### Data for analysis

════════════════

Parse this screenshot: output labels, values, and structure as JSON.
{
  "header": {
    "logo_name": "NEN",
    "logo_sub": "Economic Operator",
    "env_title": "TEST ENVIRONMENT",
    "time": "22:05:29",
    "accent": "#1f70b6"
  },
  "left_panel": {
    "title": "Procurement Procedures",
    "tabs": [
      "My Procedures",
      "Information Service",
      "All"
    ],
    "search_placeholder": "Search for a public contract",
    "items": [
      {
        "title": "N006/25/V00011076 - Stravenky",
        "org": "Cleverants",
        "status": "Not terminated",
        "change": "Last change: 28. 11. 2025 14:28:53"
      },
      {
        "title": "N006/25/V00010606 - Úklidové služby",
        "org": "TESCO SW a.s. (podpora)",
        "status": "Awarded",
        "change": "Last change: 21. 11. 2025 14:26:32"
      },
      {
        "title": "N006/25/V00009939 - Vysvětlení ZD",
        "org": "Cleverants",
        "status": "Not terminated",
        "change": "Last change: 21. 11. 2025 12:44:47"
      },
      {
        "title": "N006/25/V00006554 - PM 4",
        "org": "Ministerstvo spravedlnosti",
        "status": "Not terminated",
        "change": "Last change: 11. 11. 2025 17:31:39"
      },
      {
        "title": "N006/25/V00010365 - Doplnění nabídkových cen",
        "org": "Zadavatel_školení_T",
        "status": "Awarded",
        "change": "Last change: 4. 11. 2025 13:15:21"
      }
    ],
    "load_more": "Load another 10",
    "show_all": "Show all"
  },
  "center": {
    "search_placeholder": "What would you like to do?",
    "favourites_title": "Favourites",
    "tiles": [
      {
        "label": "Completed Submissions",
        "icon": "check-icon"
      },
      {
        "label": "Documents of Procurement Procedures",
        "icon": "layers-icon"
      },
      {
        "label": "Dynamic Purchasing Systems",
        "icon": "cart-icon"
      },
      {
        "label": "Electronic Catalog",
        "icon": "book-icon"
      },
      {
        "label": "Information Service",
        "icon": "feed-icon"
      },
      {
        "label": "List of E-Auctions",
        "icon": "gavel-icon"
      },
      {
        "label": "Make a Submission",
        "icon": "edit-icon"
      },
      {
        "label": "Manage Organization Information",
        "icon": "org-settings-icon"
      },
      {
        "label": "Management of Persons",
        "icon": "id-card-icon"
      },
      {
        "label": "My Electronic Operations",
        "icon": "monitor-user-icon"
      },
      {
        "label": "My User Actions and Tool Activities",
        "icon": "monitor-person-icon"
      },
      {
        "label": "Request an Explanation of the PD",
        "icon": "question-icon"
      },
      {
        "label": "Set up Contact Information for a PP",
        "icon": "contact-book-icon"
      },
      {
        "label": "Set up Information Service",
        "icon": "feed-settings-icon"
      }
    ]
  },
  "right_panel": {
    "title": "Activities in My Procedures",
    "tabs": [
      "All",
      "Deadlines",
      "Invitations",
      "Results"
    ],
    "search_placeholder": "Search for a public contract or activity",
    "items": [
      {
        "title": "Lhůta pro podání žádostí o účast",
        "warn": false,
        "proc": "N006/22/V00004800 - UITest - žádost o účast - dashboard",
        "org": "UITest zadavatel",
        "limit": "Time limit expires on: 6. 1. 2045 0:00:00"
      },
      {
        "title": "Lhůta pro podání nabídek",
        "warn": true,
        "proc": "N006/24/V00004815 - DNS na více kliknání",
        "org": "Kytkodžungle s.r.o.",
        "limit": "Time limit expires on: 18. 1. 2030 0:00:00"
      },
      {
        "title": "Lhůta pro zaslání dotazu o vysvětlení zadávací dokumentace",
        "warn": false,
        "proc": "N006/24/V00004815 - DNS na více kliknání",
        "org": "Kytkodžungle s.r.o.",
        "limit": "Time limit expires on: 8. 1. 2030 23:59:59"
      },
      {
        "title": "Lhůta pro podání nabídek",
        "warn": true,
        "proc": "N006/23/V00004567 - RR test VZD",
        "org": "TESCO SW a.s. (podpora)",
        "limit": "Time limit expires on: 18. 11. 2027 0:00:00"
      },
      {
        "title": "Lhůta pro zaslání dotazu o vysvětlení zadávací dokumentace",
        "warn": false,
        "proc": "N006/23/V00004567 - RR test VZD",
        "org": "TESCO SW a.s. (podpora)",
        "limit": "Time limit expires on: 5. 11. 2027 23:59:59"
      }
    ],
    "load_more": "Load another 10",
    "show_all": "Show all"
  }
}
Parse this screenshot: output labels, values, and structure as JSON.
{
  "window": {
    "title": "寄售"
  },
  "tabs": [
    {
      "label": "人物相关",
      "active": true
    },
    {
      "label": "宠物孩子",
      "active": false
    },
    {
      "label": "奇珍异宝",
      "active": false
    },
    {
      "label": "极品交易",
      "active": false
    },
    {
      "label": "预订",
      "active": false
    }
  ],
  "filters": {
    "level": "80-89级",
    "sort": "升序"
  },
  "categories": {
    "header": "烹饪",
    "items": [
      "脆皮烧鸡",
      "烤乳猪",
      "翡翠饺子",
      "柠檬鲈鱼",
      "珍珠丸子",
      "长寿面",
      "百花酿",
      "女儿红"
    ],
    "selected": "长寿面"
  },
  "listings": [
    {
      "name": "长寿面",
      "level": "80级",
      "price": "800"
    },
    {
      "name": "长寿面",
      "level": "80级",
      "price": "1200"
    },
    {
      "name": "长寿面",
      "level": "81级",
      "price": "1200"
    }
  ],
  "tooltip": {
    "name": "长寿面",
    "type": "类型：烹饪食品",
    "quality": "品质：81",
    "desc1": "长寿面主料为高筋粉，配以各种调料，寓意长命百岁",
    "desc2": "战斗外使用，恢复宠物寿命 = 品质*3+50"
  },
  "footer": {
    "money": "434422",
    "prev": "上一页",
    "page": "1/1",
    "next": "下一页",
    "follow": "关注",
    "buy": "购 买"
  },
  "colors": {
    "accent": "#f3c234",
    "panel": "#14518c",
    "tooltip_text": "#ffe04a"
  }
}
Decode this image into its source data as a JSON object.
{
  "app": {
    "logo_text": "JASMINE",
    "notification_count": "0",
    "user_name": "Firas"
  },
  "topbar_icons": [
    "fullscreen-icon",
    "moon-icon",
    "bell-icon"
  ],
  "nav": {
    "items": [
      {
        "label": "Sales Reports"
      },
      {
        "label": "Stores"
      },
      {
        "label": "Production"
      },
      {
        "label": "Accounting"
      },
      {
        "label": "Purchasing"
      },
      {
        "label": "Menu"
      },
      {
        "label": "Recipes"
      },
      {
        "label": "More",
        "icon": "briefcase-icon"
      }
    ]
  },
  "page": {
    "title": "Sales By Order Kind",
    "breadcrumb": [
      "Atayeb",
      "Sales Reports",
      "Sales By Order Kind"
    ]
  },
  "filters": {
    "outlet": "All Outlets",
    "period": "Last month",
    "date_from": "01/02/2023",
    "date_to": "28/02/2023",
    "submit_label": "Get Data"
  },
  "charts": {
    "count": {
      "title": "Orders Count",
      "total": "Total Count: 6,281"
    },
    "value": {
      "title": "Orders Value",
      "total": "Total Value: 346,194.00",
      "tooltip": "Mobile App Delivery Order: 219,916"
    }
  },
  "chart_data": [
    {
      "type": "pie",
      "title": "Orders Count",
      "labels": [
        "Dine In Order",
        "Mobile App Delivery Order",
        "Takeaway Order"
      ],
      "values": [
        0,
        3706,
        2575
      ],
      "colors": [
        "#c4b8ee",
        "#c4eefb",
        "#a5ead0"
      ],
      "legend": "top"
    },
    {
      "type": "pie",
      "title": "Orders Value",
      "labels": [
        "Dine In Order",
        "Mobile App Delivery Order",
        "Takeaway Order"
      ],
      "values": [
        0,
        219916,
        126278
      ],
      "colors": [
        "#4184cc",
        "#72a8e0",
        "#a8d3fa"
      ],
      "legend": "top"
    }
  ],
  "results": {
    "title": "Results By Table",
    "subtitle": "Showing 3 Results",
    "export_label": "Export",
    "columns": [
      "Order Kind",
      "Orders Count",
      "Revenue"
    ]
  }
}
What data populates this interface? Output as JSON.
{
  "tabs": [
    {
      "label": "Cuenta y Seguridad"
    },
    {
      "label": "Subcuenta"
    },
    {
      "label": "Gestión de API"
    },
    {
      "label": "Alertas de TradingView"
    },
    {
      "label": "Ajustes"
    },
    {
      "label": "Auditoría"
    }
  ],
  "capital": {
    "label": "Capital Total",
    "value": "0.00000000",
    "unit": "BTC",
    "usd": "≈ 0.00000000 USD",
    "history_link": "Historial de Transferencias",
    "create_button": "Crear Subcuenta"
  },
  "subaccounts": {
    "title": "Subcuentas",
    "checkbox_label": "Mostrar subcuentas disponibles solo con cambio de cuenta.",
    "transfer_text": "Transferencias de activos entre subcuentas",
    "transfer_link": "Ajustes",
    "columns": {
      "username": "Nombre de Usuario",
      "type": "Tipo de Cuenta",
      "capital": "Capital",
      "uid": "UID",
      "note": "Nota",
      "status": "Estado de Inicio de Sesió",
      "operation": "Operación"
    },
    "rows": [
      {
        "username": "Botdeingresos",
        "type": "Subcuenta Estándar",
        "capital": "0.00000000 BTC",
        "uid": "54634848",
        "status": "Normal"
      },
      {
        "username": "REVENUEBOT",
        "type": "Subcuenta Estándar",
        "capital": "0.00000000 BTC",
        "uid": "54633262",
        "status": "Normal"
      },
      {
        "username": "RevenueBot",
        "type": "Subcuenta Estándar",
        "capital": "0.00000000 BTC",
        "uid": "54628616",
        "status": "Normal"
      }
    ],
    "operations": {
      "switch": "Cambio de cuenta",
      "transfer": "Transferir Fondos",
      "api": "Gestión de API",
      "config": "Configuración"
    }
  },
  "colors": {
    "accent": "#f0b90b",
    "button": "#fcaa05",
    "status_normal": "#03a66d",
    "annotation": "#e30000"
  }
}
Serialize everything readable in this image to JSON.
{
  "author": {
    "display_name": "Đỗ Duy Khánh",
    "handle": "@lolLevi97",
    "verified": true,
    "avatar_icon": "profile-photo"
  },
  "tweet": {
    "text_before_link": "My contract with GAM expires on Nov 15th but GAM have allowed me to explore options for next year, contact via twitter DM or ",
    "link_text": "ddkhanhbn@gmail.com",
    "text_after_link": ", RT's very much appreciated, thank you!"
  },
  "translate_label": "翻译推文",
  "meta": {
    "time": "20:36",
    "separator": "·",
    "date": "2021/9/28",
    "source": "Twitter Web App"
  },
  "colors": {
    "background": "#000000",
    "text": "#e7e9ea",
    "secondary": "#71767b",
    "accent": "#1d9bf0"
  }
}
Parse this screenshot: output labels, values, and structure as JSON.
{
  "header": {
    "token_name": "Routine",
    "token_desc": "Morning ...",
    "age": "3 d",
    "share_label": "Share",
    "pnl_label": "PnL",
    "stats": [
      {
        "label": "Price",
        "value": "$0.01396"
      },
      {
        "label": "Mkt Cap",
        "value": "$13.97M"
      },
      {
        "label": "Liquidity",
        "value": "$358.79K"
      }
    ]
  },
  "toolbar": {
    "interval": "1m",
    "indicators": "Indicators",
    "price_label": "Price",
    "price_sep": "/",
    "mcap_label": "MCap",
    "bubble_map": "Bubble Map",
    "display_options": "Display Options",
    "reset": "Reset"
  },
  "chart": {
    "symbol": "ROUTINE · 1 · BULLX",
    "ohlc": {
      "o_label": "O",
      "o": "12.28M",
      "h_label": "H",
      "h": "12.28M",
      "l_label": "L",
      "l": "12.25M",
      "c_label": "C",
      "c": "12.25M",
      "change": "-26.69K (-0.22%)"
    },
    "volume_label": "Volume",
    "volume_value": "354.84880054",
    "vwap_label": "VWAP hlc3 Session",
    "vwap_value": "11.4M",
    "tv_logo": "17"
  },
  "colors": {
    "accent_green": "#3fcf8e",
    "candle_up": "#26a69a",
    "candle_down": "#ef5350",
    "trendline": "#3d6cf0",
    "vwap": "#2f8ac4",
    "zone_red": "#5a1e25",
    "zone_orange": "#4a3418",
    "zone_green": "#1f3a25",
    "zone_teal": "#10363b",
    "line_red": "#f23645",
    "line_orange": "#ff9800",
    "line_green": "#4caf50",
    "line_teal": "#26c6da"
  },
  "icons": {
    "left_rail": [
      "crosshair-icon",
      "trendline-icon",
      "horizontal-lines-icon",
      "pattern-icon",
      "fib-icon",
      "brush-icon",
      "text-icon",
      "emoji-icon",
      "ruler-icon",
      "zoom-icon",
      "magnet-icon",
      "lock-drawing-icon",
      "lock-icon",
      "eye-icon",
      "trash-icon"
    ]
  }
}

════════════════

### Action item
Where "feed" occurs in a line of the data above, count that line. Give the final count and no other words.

### Exercise response
2